# WHAT NEEDS TO BE DONE
Scan the entries below for the word "title". Copy each line that has it.

▼

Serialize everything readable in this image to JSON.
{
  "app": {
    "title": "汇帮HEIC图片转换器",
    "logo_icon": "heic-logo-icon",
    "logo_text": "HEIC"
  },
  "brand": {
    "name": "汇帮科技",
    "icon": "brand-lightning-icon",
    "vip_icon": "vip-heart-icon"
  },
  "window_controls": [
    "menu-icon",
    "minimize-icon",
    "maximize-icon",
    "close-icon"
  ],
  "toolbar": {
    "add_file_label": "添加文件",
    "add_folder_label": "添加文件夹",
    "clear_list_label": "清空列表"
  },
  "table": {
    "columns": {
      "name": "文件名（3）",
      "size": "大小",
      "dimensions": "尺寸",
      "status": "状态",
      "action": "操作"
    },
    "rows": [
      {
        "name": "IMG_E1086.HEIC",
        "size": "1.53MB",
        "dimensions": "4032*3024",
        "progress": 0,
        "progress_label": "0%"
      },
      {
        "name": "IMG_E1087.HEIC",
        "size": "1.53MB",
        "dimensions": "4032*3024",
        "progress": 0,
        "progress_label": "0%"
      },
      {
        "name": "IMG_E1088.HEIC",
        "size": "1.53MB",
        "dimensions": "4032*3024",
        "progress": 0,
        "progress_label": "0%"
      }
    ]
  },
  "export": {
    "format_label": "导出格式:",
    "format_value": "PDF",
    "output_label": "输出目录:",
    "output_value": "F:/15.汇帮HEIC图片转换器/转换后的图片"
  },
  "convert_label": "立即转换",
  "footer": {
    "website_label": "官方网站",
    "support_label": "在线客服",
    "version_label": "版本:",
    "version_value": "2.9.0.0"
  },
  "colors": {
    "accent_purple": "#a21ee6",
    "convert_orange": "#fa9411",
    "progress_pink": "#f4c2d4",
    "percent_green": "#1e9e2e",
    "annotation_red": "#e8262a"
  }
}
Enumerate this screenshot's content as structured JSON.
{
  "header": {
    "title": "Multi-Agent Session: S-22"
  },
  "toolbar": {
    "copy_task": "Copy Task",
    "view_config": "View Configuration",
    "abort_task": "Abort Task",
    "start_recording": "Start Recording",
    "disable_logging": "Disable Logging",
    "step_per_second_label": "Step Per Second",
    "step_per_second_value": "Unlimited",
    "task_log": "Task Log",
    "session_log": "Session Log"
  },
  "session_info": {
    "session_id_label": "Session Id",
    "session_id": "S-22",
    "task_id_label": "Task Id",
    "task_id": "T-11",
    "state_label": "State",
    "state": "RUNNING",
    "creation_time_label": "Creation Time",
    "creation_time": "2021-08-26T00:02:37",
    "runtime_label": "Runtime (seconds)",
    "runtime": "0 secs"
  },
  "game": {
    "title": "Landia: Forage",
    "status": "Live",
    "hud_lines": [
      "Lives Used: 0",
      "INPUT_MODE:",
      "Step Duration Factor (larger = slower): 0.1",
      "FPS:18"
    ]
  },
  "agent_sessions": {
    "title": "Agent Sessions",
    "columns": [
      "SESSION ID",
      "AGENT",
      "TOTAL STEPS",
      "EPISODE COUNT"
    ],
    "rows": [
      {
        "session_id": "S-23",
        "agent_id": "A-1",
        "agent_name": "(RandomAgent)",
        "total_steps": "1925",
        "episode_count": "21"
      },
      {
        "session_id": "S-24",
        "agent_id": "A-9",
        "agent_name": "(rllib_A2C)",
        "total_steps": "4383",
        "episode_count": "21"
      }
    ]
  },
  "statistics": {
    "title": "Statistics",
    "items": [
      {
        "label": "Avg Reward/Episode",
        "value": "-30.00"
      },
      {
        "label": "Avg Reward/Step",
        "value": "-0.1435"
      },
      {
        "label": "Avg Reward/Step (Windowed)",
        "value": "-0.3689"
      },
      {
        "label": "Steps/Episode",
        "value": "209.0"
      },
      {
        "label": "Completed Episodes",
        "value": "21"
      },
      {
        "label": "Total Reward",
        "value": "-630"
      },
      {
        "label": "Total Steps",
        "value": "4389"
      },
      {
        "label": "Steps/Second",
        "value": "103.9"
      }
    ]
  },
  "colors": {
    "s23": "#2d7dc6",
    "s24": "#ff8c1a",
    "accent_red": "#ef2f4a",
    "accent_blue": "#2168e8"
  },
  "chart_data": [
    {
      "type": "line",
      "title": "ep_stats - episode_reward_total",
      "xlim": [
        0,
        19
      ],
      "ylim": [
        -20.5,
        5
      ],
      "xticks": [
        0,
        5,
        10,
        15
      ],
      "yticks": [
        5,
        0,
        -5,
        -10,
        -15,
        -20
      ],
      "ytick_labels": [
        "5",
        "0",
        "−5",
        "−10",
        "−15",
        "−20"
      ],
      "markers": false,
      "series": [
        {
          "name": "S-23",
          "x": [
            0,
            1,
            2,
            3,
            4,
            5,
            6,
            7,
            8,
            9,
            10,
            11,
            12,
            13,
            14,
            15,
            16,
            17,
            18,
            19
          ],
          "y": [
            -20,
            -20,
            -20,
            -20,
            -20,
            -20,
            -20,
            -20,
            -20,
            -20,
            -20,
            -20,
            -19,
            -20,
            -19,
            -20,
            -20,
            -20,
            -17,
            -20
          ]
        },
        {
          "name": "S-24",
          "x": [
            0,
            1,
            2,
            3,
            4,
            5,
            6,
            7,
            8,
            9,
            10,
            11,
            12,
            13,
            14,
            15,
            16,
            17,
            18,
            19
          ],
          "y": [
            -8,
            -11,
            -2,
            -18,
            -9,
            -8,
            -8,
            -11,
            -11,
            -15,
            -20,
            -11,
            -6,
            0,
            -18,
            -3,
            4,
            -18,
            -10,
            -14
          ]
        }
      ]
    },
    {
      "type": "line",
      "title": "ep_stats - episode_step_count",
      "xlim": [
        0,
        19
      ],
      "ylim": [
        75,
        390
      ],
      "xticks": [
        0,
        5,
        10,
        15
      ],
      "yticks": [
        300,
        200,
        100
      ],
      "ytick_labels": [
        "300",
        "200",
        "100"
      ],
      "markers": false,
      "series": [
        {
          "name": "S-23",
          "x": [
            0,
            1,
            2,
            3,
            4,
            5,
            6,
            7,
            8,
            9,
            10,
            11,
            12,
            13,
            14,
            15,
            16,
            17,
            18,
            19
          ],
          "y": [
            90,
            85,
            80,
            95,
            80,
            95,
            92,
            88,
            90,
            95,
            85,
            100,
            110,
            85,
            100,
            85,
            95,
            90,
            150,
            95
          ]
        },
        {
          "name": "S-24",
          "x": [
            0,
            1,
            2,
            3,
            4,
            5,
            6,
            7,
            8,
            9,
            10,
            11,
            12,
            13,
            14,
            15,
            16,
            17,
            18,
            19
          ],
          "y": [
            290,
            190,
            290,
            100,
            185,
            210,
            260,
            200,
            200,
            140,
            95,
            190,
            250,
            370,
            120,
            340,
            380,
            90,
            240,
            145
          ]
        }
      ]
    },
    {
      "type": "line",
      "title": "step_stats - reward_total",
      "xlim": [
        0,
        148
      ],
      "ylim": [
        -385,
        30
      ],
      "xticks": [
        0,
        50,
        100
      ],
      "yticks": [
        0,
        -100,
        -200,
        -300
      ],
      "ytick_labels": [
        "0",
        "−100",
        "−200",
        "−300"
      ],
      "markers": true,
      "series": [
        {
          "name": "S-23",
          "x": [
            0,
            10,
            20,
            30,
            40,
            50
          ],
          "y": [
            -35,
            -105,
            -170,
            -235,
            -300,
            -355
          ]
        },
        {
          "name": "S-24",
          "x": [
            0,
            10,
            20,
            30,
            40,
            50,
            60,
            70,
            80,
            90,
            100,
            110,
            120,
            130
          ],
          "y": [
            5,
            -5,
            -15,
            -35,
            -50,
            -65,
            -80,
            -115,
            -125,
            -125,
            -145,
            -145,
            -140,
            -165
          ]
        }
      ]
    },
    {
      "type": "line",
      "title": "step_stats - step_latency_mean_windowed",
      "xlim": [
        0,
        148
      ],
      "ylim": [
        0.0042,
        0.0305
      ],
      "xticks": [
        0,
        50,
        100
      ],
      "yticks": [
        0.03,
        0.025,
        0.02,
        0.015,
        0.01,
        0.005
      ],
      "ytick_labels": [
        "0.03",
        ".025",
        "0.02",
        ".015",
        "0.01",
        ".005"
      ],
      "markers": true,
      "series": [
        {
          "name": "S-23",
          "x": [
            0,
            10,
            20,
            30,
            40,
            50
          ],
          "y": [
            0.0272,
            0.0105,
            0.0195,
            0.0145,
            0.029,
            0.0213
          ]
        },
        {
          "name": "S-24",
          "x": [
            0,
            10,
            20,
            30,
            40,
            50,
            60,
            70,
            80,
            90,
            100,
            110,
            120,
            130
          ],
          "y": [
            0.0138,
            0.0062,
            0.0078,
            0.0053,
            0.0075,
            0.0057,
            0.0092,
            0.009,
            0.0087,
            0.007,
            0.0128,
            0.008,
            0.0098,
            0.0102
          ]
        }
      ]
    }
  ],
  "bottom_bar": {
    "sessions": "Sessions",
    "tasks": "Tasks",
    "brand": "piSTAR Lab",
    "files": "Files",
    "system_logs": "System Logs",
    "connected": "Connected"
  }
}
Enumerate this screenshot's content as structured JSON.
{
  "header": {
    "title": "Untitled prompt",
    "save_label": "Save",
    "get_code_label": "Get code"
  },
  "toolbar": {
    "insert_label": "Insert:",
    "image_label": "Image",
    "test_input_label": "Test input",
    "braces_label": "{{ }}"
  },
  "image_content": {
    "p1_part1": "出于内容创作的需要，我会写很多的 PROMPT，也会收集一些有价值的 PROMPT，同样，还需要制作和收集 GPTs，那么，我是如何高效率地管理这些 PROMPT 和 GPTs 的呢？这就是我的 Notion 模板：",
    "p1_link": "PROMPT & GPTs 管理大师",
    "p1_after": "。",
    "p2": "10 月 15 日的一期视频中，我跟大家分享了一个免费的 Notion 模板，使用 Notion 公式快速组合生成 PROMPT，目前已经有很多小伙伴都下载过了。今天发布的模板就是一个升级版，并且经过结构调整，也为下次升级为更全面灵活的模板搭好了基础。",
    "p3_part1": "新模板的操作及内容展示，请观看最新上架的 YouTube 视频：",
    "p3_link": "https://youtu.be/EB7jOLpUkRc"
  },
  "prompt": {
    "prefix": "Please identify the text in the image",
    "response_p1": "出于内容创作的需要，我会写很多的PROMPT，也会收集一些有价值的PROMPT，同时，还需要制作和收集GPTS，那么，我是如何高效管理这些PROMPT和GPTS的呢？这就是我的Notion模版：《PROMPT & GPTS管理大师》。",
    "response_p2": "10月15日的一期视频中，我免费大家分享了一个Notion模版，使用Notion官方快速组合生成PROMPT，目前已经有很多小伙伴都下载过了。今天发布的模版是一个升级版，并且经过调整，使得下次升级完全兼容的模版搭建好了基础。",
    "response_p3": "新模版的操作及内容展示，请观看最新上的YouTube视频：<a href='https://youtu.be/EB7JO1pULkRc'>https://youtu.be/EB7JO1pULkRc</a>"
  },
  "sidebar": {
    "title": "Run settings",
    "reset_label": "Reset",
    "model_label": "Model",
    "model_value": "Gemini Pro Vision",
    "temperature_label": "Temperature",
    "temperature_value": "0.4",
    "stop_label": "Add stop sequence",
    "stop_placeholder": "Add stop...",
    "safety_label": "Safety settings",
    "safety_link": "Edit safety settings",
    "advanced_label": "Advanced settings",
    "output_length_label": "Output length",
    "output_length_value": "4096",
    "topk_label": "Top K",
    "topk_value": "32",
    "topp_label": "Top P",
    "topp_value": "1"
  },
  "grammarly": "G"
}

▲

# THE COMPLETED TASK
    "title": "汇帮HEIC图片转换器",
    "title": "Multi-Agent Session: S-22"
    "title": "Landia: Forage",
    "title": "Agent Sessions",
    "title": "Statistics",
      "title": "ep_stats - episode_reward_total",
      "title": "ep_stats - episode_step_count",
      "title": "step_stats - reward_total",
      "title": "step_stats - step_latency_mean_windowed",
    "title": "Untitled prompt",
    "title": "Run settings",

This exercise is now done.